Lower Limb Exoskeleton Robot Passive exercise with predefined trajectory

Development of Intelligent Control Algorithm (iCA) based on EMG Signals

Besides the design limitations of existing rehabilitation devices (RD), the development of iCA to deliver patient-specific (PS), and/or impairment oriented (IO) therapy has largely been ignored. No RDs have existed that are intelligent enough to provide PS, and/or IO therapy. The goals of this project will be accomplished by developing an iCA on the basis of a quantitative assessment of the patient’s EMG, and interactive force with the robot. With the proposed iCA the mTRob will be able to (a) provide rehab exercises based on individuals’ level of impairments; (b) quantitatively assess the therapeutic progress and give feedback to the patients, and (c) change the active therapeutic exercises in real-time based on the patients’ progress. Currently one PhD Student (Mehran Rahmani) is working on this project. We expect this project will lead us 4-5 publications.

EMG and Kinematic Analysis of Human Upper Extremities During Activities of Daily Living

The purpose of this project is to statistically analyze the kinematics and the muscular activity of the dominant and nondominant upper-extremity (UE) while performing a variety of ADLs. We have carried out pilot studies with 10 healthy individuals. Future research includes experiments with individuals with limited UE movements. The research findings will be used to develop the proposed iCA. Currently multiple students (Rahmani M: PhD Student; Mohammed A, David C, Anthony DL, and Mitchell TM: Undergraduate students ) working on this project.

Flexible PCB Based Modular Inductive Proximity Sensor (02/21/2020)

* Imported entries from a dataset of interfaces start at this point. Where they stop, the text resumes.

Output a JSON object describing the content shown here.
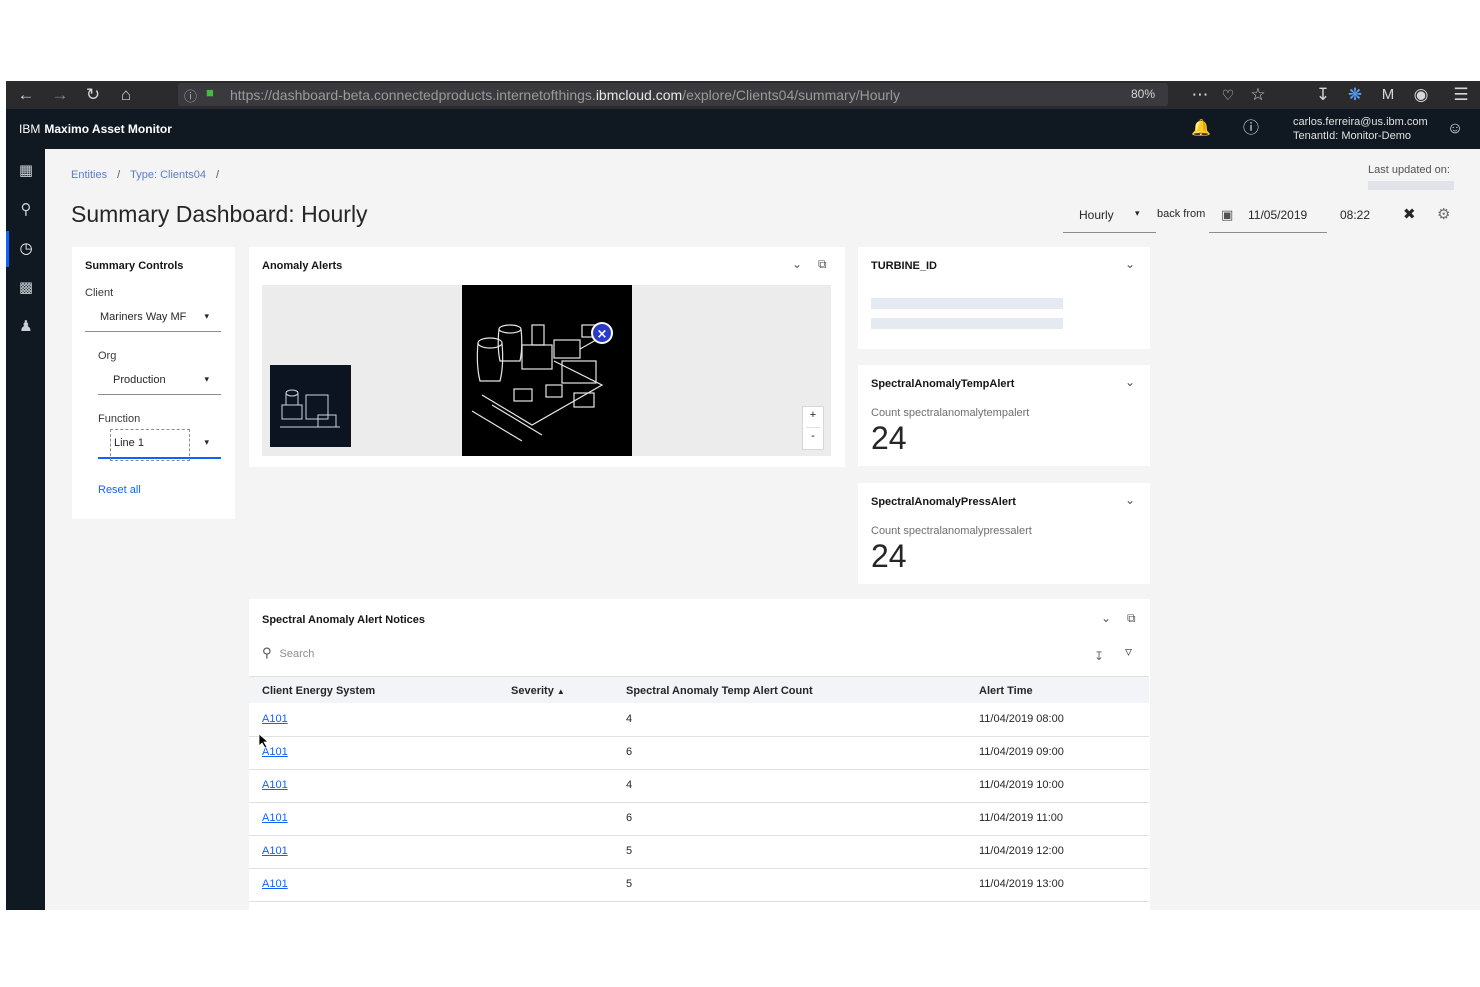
{
  "browser": {
    "url_prefix": "https://dashboard-beta.connectedproducts.internetofthings.",
    "url_domain": "ibmcloud.com",
    "url_suffix": "/explore/Clients04/summary/Hourly",
    "zoom": "80%"
  },
  "header": {
    "brand_prefix": "IBM",
    "brand_name": "Maximo Asset Monitor",
    "user_email": "carlos.ferreira@us.ibm.com",
    "tenant": "TenantId: Monitor-Demo"
  },
  "breadcrumb": {
    "entities": "Entities",
    "type": "Type: Clients04"
  },
  "page": {
    "title": "Summary Dashboard: Hourly",
    "last_updated_label": "Last updated on:"
  },
  "controls": {
    "interval": "Hourly",
    "back_from_label": "back from",
    "date": "11/05/2019",
    "time": "08:22"
  },
  "summary_controls": {
    "title": "Summary Controls",
    "client_label": "Client",
    "client_value": "Mariners Way MF",
    "org_label": "Org",
    "org_value": "Production",
    "function_label": "Function",
    "function_value": "Line 1",
    "reset_label": "Reset all"
  },
  "anomaly_alerts": {
    "title": "Anomaly Alerts",
    "zoom_in": "+",
    "zoom_out": "-"
  },
  "turbine": {
    "title": "TURBINE_ID"
  },
  "temp_alert": {
    "title": "SpectralAnomalyTempAlert",
    "label": "Count spectralanomalytempalert",
    "value": "24"
  },
  "press_alert": {
    "title": "SpectralAnomalyPressAlert",
    "label": "Count spectralanomalypressalert",
    "value": "24"
  },
  "notices": {
    "title": "Spectral Anomaly Alert Notices",
    "search_placeholder": "Search",
    "columns": {
      "client": "Client Energy System",
      "severity": "Severity",
      "count": "Spectral Anomaly Temp Alert Count",
      "time": "Alert Time"
    },
    "rows": [
      {
        "client": "A101",
        "count": "4",
        "time": "11/04/2019 08:00"
      },
      {
        "client": "A101",
        "count": "6",
        "time": "11/04/2019 09:00"
      },
      {
        "client": "A101",
        "count": "4",
        "time": "11/04/2019 10:00"
      },
      {
        "client": "A101",
        "count": "6",
        "time": "11/04/2019 11:00"
      },
      {
        "client": "A101",
        "count": "5",
        "time": "11/04/2019 12:00"
      },
      {
        "client": "A101",
        "count": "5",
        "time": "11/04/2019 13:00"
      }
    ]
  },
  "colors": {
    "header_bg": "#101821",
    "link": "#0f62fe",
    "page_bg": "#f4f4f4"
  },
  "icons": [
    "back-arrow-icon",
    "forward-arrow-icon",
    "reload-icon",
    "home-icon",
    "info-icon",
    "lock-icon",
    "more-icon",
    "pocket-icon",
    "star-icon",
    "download-icon",
    "extension-icon",
    "account-icon",
    "menu-icon",
    "notification-icon",
    "help-icon",
    "user-avatar-icon",
    "dashboard-icon",
    "connections-icon",
    "compass-icon",
    "devices-icon",
    "users-icon",
    "calendar-icon",
    "pin-icon",
    "settings-icon",
    "chevron-down-icon",
    "popout-icon",
    "search-icon",
    "filter-icon",
    "sort-ascending-icon",
    "close-circle-icon"
  ]
}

Inductive proximity sensors are used to detect the presence of a metal object at precise distances. Current industrial sensors built with wire-wound coils have complicated manufacturing processes, bulky and fixed form factors. So we proposed a Flexible Printed Circuit (FPC) based coil with a ferrite shield on one side which can give virtually unlimited assembly configurations, enabling flexibility of form factor and can also be embedded in a co-bot’s construction by reducing of sensor’s physical size by 80%.

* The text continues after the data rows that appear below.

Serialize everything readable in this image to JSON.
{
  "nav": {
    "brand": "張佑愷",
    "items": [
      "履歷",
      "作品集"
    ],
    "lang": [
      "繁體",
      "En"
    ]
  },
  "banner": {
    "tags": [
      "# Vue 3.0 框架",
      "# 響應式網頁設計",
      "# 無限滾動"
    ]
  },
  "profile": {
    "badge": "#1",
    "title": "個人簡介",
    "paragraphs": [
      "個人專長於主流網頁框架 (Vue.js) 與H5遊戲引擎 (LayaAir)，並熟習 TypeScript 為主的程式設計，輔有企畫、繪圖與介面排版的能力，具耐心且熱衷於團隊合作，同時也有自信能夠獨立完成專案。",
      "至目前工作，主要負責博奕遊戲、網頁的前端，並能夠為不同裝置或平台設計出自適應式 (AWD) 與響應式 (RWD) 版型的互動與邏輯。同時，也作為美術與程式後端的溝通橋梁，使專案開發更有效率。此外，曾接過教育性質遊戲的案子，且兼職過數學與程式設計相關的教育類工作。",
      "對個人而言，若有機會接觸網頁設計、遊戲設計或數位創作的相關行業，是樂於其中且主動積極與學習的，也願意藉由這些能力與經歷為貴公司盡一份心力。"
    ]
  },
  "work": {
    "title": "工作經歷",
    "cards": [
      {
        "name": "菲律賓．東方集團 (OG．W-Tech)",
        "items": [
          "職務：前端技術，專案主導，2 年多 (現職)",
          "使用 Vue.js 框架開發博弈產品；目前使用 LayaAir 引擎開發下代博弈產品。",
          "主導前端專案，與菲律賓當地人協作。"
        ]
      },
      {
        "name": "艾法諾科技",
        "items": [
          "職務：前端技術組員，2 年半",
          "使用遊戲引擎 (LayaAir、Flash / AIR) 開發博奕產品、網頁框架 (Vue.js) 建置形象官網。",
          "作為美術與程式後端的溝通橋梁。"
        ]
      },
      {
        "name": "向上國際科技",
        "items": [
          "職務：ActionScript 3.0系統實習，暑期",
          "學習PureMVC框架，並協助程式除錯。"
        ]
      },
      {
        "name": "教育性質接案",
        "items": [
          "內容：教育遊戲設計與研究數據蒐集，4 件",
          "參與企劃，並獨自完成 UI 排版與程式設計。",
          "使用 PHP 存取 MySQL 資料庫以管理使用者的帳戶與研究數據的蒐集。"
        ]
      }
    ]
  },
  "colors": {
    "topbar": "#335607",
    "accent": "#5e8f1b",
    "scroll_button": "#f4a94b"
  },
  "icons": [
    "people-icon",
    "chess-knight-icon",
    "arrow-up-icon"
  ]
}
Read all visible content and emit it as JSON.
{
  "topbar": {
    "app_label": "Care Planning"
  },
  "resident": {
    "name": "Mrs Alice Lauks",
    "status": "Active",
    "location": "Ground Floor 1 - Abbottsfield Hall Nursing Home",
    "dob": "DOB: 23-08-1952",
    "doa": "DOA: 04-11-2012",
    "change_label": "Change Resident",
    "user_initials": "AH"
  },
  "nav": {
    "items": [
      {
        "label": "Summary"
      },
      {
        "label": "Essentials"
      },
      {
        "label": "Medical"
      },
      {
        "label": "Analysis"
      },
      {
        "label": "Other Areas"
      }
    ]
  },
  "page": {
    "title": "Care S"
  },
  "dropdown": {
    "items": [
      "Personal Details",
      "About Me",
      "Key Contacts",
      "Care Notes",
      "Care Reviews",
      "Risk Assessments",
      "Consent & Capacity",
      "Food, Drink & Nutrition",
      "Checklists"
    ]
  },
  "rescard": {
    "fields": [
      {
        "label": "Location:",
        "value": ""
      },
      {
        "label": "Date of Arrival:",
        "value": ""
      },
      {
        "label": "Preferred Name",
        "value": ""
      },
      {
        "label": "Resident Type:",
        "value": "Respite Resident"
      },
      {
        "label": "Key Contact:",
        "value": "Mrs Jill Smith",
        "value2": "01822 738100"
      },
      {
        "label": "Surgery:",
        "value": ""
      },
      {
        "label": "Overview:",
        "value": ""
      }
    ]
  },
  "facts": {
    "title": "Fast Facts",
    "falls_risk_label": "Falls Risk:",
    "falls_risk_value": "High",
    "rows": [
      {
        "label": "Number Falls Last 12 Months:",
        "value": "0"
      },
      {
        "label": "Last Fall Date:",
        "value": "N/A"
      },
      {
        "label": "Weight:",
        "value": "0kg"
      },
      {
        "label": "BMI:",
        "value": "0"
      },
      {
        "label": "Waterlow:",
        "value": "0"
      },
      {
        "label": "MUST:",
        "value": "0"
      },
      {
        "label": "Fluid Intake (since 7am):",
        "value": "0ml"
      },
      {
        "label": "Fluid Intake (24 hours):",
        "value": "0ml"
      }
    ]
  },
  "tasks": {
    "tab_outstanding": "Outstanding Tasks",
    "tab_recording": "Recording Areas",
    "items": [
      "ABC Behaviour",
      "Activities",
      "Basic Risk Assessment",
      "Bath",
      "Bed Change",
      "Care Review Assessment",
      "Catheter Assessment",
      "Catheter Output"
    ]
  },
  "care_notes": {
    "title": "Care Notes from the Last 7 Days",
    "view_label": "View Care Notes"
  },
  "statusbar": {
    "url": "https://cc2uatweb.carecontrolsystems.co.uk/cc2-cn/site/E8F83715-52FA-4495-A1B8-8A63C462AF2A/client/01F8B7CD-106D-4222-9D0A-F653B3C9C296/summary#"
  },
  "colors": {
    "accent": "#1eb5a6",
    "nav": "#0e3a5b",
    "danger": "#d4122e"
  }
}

Figure 1: Flexible Printed Circuit (FPC) based modular inductive proximity sensor

Other Ongoing Funded Research Projects:

  1. NSF, Innovation Corps – National Innovation Network Teams Program, I-Corps: Wheelchair Mounted Robotic Assistive Arm (WMR2A), NSF Award #1848912, 09/25/18 – 08/31/2021.
  2. Connected System Institute, UWM, Building a Digital Twin of an Actuator in ANSYS and PTC ThingWorx: A step toward the development of the digital twin of the CSI testbed. June 2020 – July 2021.
  3. UWM Discovery and Innovation Grant Award, Wearable Upper Extremity Exoskeleton Robot for Rehabilitation, July 1, 2020 to June 30, 2022
  4. NASA-Wisconsin Space Grant Consortium, Higher Education Incentives Grant, Introducing Coordination Control of Mobile Robots Course to UWM-ME Program, NASA Training Grant #NNX15AJ12H, 03/01/2020 – 03/31/2020.
  5. UWM Research Foundation- Catalyst Grant (Supported by Lynde and Harry Bradley Foundation), ‘Light Weight, Powered Hand Rehab Glove’, 08/30/2018- 02/2021.
  6. NSF, I-Corps: Enhancing Regional Technology Commercialization, Smart Shoulder Rehabilitation Device (SS-RED), NSF Award# 1829202 (sub-award), 10/28/19–10/27/2020.
  7. Fareh (PI), M.H. Rahman (External Co-I), S. Khadraoui (Co-I), M. Bettayeb (Co-I), T. Rabie (Co-I), Source of Support: University of Sharjah, UAE, Development of an Intelligent Robot System to Instruct, Demonstrate, and Supervise Upper-Extremity Rehabilitation Session, 10/01/2018–09/31/2021.